- **About this task**
Filter the records down to the lines that hold the word "无尽火域", and copy each of those lines.
=== Section Start ===
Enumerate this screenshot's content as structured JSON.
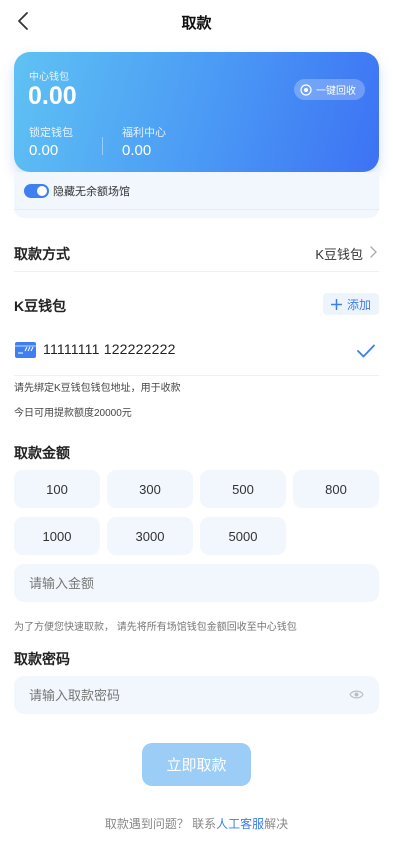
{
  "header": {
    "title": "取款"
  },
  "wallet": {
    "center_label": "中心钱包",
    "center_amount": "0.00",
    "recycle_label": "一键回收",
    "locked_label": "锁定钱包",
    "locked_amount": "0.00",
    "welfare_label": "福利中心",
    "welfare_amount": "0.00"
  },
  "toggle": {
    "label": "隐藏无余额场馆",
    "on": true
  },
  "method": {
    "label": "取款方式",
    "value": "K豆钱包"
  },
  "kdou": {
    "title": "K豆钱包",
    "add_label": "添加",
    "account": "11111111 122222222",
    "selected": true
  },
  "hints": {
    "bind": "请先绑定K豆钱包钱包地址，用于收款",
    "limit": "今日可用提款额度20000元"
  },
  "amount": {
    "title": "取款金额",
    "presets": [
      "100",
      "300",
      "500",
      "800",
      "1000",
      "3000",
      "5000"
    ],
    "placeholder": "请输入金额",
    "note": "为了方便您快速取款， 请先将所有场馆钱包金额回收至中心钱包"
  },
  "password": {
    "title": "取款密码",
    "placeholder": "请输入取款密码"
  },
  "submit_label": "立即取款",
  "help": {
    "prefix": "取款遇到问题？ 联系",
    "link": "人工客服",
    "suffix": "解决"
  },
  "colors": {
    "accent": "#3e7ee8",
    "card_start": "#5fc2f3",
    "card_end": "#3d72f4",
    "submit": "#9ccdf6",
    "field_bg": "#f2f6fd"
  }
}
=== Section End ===
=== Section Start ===
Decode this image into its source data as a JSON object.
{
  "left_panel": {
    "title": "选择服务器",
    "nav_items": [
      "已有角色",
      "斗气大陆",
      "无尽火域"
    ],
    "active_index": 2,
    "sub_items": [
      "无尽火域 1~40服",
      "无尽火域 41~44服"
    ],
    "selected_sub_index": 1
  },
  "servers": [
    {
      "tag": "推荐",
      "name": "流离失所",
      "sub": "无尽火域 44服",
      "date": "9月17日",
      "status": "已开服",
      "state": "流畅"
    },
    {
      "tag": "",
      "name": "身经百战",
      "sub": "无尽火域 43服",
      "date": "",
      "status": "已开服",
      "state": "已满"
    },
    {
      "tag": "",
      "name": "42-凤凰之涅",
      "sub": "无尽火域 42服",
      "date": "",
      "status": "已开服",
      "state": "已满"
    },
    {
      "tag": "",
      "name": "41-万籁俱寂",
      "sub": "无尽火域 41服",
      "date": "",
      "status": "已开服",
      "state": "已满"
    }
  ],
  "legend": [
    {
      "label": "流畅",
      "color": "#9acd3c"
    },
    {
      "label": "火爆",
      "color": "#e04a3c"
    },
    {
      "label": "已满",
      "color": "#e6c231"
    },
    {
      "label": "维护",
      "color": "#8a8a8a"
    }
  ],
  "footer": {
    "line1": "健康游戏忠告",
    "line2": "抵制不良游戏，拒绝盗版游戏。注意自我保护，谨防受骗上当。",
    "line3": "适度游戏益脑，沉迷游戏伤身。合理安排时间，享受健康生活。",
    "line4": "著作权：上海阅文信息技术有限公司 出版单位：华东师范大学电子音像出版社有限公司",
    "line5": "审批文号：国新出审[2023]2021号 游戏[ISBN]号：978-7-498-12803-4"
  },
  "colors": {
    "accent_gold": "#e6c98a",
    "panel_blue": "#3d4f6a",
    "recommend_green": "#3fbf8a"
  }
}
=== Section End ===
- **Solution to this exercise**
      "无尽火域"
      "无尽火域 1~40服",
      "无尽火域 41~44服"
      "sub": "无尽火域 44服",
      "sub": "无尽火域 43服",
      "sub": "无尽火域 42服",
      "sub": "无尽火域 41服",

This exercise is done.